(Extracted data entries)
'''

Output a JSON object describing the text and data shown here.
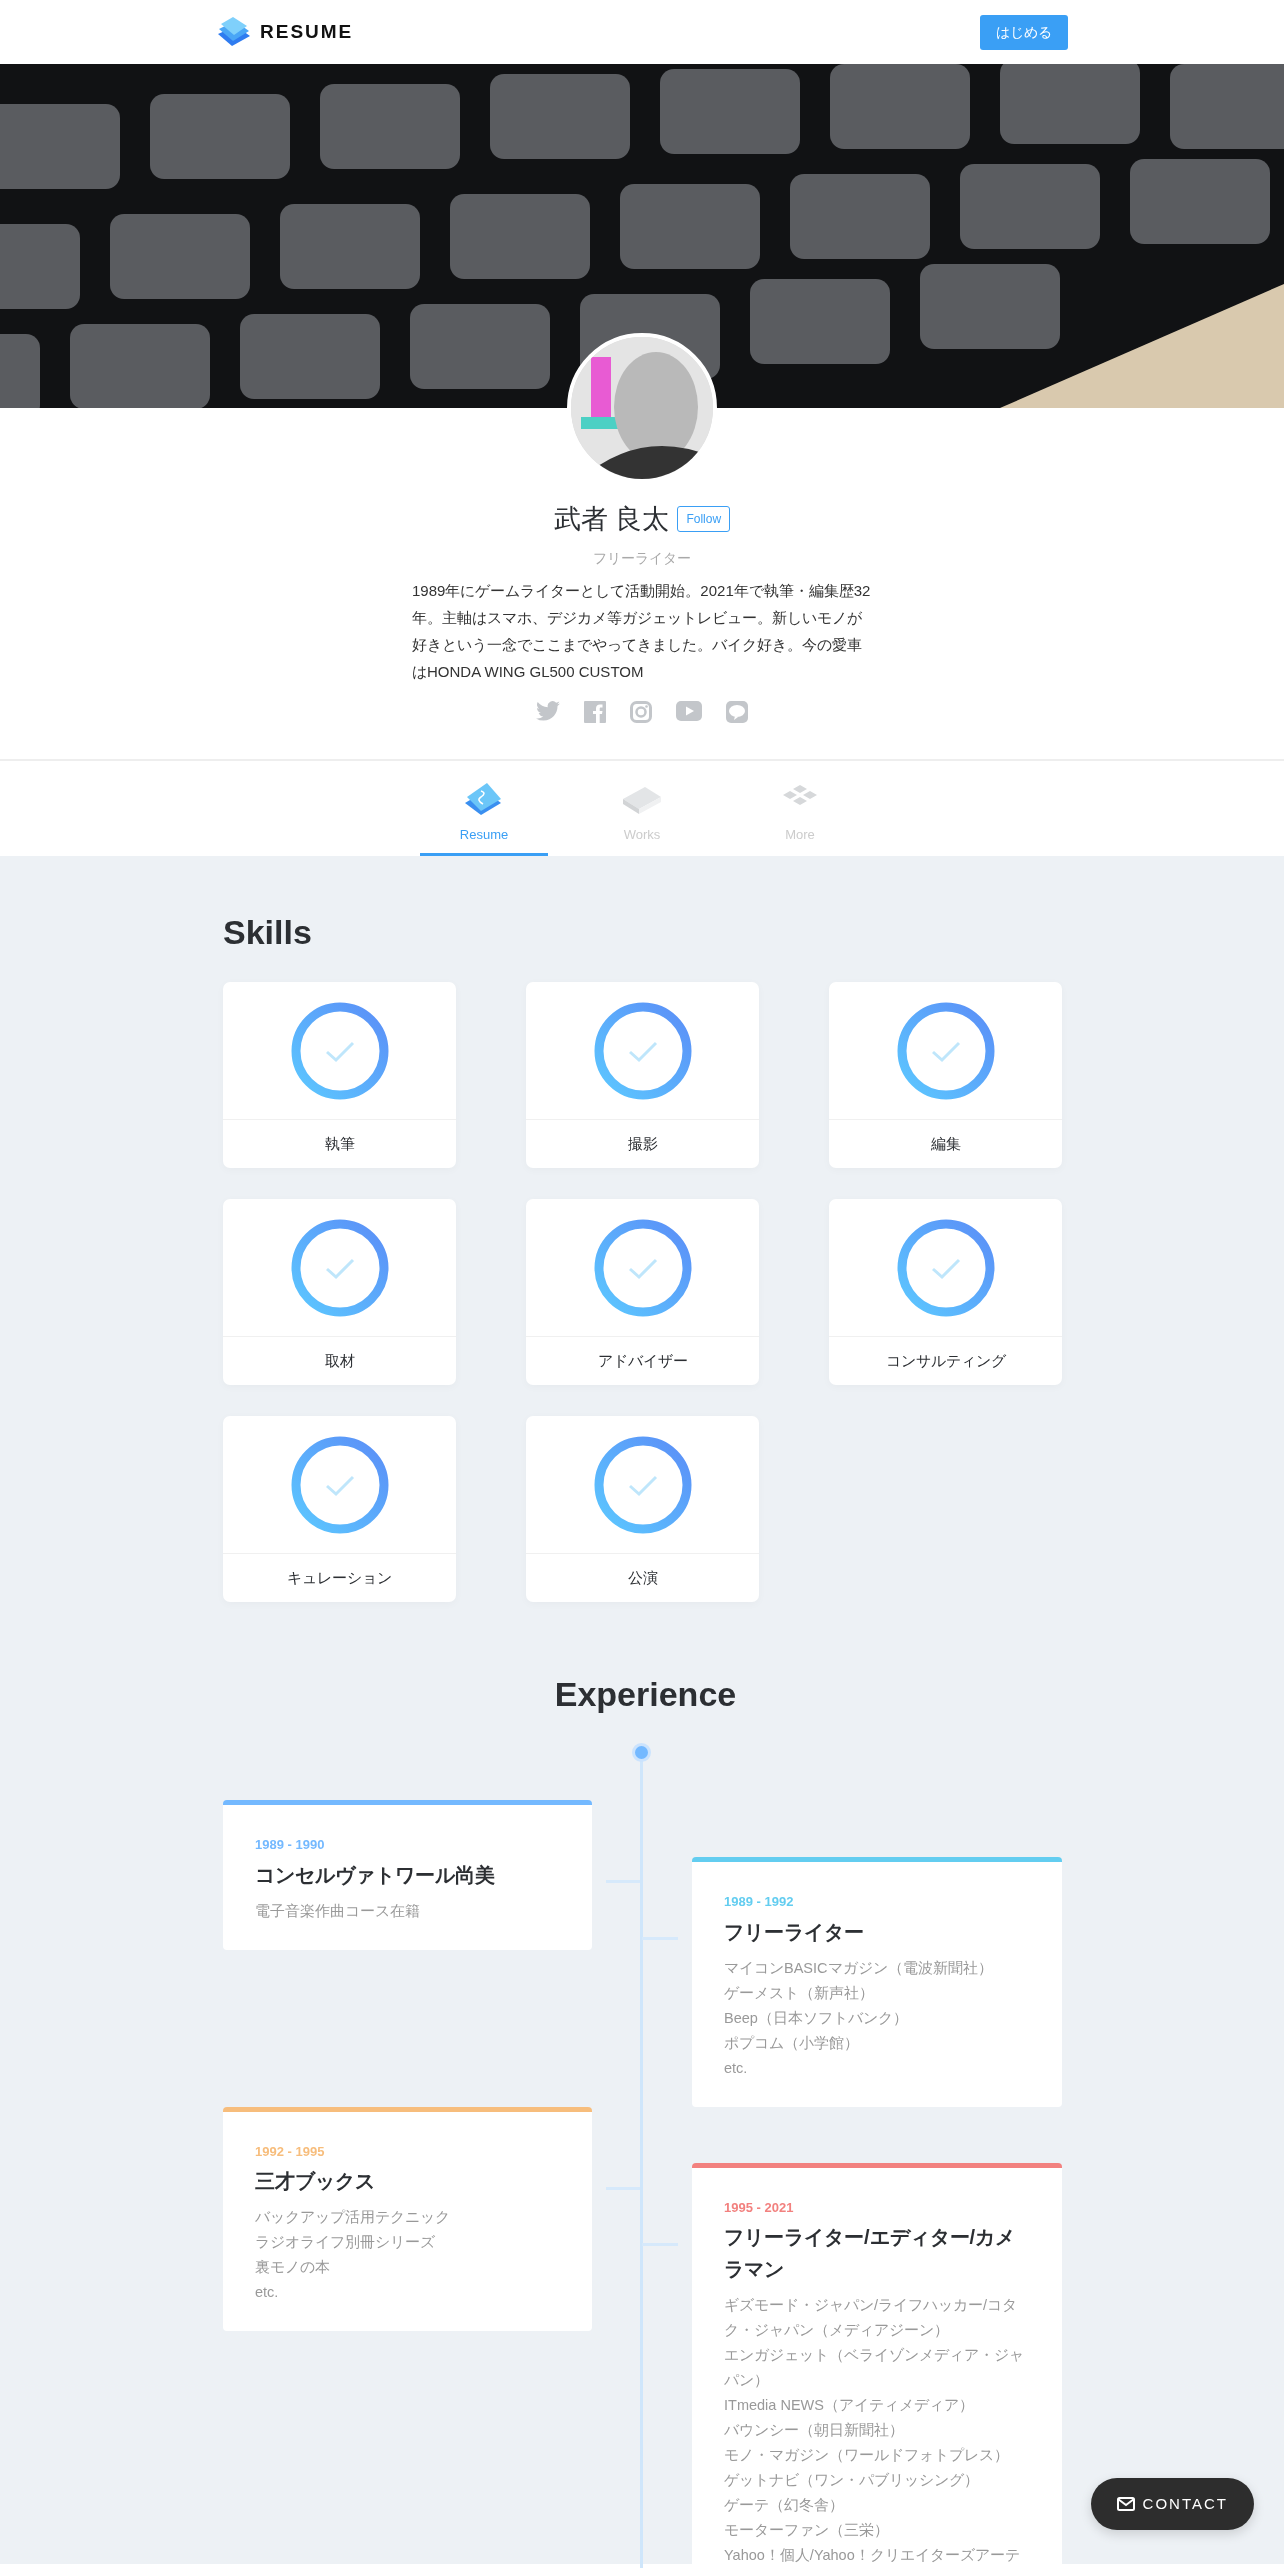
{
  "header": {
    "logo": "RESUME",
    "button": "はじめる"
  },
  "profile": {
    "name": "武者 良太",
    "follow": "Follow",
    "role": "フリーライター",
    "bio": "1989年にゲームライターとして活動開始。2021年で執筆・編集歴32年。主軸はスマホ、デジカメ等ガジェットレビュー。新しいモノが好きという一念でここまでやってきました。バイク好き。今の愛車はHONDA WING GL500 CUSTOM"
  },
  "tabs": [
    {
      "label": "Resume",
      "selected": true
    },
    {
      "label": "Works",
      "selected": false
    },
    {
      "label": "More",
      "selected": false
    }
  ],
  "skills": {
    "title": "Skills",
    "items": [
      "執筆",
      "撮影",
      "編集",
      "取材",
      "アドバイザー",
      "コンサルティング",
      "キュレーション",
      "公演"
    ]
  },
  "experience": {
    "title": "Experience",
    "items": [
      {
        "period": "1989 - 1990",
        "title": "コンセルヴァトワール尚美",
        "color": "#74b9ff",
        "details": [
          "電子音楽作曲コース在籍"
        ]
      },
      {
        "period": "1989 - 1992",
        "title": "フリーライター",
        "color": "#63cdf0",
        "details": [
          "マイコンBASICマガジン（電波新聞社）",
          "ゲーメスト（新声社）",
          "Beep（日本ソフトバンク）",
          "ポプコム（小学館）",
          "etc."
        ]
      },
      {
        "period": "1992 - 1995",
        "title": "三才ブックス",
        "color": "#f7bd7c",
        "details": [
          "バックアップ活用テクニック",
          "ラジオライフ別冊シリーズ",
          "裏モノの本",
          "etc."
        ]
      },
      {
        "period": "1995 - 2021",
        "title": "フリーライター/エディター/カメラマン",
        "color": "#f2817f",
        "details": [
          "ギズモード・ジャパン/ライフハッカー/コタク・ジャパン（メディアジーン）",
          "エンガジェット（ベライゾンメディア・ジャパン）",
          "ITmedia NEWS（アイティメディア）",
          "バウンシー（朝日新聞社）",
          "モノ・マガジン（ワールドフォトプレス）",
          "ゲットナビ（ワン・パブリッシング）",
          "ゲーテ（幻冬舎）",
          "モーターファン（三栄）",
          "Yahoo！個人/Yahoo！クリエイターズアーテ"
        ]
      }
    ]
  },
  "contact_button": "CONTACT"
}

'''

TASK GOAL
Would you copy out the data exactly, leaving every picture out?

OUTPUT OF THE TASK
Output a JSON object describing the text and data shown here.
{
  "header": {
    "logo": "RESUME",
    "button": "はじめる"
  },
  "profile": {
    "name": "武者 良太",
    "follow": "Follow",
    "role": "フリーライター",
    "bio": "1989年にゲームライターとして活動開始。2021年で執筆・編集歴32年。主軸はスマホ、デジカメ等ガジェットレビュー。新しいモノが好きという一念でここまでやってきました。バイク好き。今の愛車はHONDA WING GL500 CUSTOM"
  },
  "tabs": [
    {
      "label": "Resume",
      "selected": true
    },
    {
      "label": "Works",
      "selected": false
    },
    {
      "label": "More",
      "selected": false
    }
  ],
  "skills": {
    "title": "Skills",
    "items": [
      "執筆",
      "撮影",
      "編集",
      "取材",
      "アドバイザー",
      "コンサルティング",
      "キュレーション",
      "公演"
    ]
  },
  "experience": {
    "title": "Experience",
    "items": [
      {
        "period": "1989 - 1990",
        "title": "コンセルヴァトワール尚美",
        "color": "#74b9ff",
        "details": [
          "電子音楽作曲コース在籍"
        ]
      },
      {
        "period": "1989 - 1992",
        "title": "フリーライター",
        "color": "#63cdf0",
        "details": [
          "マイコンBASICマガジン（電波新聞社）",
          "ゲーメスト（新声社）",
          "Beep（日本ソフトバンク）",
          "ポプコム（小学館）",
          "etc."
        ]
      },
      {
        "period": "1992 - 1995",
        "title": "三才ブックス",
        "color": "#f7bd7c",
        "details": [
          "バックアップ活用テクニック",
          "ラジオライフ別冊シリーズ",
          "裏モノの本",
          "etc."
        ]
      },
      {
        "period": "1995 - 2021",
        "title": "フリーライター/エディター/カメラマン",
        "color": "#f2817f",
        "details": [
          "ギズモード・ジャパン/ライフハッカー/コタク・ジャパン（メディアジーン）",
          "エンガジェット（ベライゾンメディア・ジャパン）",
          "ITmedia NEWS（アイティメディア）",
          "バウンシー（朝日新聞社）",
          "モノ・マガジン（ワールドフォトプレス）",
          "ゲットナビ（ワン・パブリッシング）",
          "ゲーテ（幻冬舎）",
          "モーターファン（三栄）",
          "Yahoo！個人/Yahoo！クリエイターズアーテ"
        ]
      }
    ]
  },
  "contact_button": "CONTACT"
}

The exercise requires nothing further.